Is China wrestling with an identity crisis of economic proportions?
On one hand China is encouraging economic prosperity, while on the other, it is trying to temper any appearances of wealth.
Beijing has moved to ban outdoor advertising or billboards that promotes hedonistic or high-end lifestyles over concerns that these prominent ads remind people of the country’s widening wealth gap.
The Beijing Administration for Industry and Commerce has issued an mandate for businesses to remove words such as “luxury”, “royal”, “supreme” and “high class” from billboards, or face a 30,000 yuan ($4,600) fine by April 15.
It also prohibits excessive promoting of “foreign” things. The agency gave no details on what the “foreign” things were, but indicated that such promotions help create a politically “unhealthy” climate.
It is presumed that these advertisements encourage people to aspire to a “foreign” lifestyle. Many wealthy Chinese openly display their foreign designer clothes and handbags, drive German luxury cars and drink French wine.
The southwestern city of Chongqing also issued a similar mandate last week, banning real estate advertisements using phrases including “best”, “unique” or “irreplaceable”.
The Chinese government is struggling to deal with the serious threat of China’s wealth gap. High inflation has put tremendous pressure on the millions of China’s poor farmers and workers. The average income in a Chinese city is more than three times of someone living in the rural areas.
Premier Wen Jiabao stated that “resolving unfair income distribution” would be a priority for the country under its 5-year state economic plan.
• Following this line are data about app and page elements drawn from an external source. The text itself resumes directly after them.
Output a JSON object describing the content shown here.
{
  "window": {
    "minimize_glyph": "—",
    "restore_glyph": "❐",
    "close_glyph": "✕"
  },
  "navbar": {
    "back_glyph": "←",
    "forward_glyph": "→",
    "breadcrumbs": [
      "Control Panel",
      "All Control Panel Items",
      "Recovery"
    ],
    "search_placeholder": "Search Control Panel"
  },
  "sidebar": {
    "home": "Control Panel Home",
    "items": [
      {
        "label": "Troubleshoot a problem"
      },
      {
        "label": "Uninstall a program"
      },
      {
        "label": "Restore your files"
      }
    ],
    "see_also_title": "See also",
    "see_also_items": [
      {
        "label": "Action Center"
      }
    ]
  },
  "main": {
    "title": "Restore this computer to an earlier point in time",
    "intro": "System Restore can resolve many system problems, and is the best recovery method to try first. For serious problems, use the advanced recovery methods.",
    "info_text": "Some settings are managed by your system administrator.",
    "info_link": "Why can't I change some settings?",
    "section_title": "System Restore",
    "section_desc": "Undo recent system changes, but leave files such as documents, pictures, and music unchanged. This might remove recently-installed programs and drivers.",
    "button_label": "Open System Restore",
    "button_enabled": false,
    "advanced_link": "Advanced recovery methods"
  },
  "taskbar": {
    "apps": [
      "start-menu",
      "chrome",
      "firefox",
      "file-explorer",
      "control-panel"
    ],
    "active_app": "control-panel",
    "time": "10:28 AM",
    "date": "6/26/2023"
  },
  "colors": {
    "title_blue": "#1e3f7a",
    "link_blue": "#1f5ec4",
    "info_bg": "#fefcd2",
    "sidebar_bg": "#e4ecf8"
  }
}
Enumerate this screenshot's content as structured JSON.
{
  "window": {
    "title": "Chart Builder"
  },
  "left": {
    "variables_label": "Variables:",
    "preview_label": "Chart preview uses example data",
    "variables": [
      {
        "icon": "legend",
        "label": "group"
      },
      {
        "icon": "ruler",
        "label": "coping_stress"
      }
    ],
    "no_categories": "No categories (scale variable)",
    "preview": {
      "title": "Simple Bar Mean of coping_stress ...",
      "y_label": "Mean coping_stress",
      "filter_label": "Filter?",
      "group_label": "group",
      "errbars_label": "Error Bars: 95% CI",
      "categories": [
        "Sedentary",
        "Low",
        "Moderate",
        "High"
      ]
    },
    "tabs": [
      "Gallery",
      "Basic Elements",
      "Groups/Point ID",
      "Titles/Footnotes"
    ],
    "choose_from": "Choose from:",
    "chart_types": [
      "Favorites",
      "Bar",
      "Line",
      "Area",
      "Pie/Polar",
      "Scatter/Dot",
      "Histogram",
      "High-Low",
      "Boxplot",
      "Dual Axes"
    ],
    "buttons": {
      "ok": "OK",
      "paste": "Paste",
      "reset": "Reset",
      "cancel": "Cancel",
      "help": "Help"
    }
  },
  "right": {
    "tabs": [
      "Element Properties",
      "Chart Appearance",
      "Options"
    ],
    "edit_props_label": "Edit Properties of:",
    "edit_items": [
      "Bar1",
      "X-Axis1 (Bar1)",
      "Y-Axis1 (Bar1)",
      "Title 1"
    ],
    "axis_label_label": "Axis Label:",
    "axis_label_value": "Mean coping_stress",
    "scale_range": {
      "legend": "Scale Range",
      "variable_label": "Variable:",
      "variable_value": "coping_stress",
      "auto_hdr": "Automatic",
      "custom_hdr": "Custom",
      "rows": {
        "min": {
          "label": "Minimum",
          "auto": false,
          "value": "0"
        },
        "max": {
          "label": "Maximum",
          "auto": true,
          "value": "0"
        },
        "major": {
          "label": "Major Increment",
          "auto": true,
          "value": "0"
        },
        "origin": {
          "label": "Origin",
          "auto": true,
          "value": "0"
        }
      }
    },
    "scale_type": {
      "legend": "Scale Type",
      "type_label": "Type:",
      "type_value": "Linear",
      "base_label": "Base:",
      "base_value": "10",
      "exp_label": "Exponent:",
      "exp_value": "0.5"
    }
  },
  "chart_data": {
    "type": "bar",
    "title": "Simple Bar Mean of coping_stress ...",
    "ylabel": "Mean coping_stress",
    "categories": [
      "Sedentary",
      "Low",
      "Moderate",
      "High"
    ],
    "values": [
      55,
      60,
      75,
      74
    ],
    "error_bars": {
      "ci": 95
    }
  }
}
With all these limitations on luxury advertising, will storefronts now become even more important for brand building in China?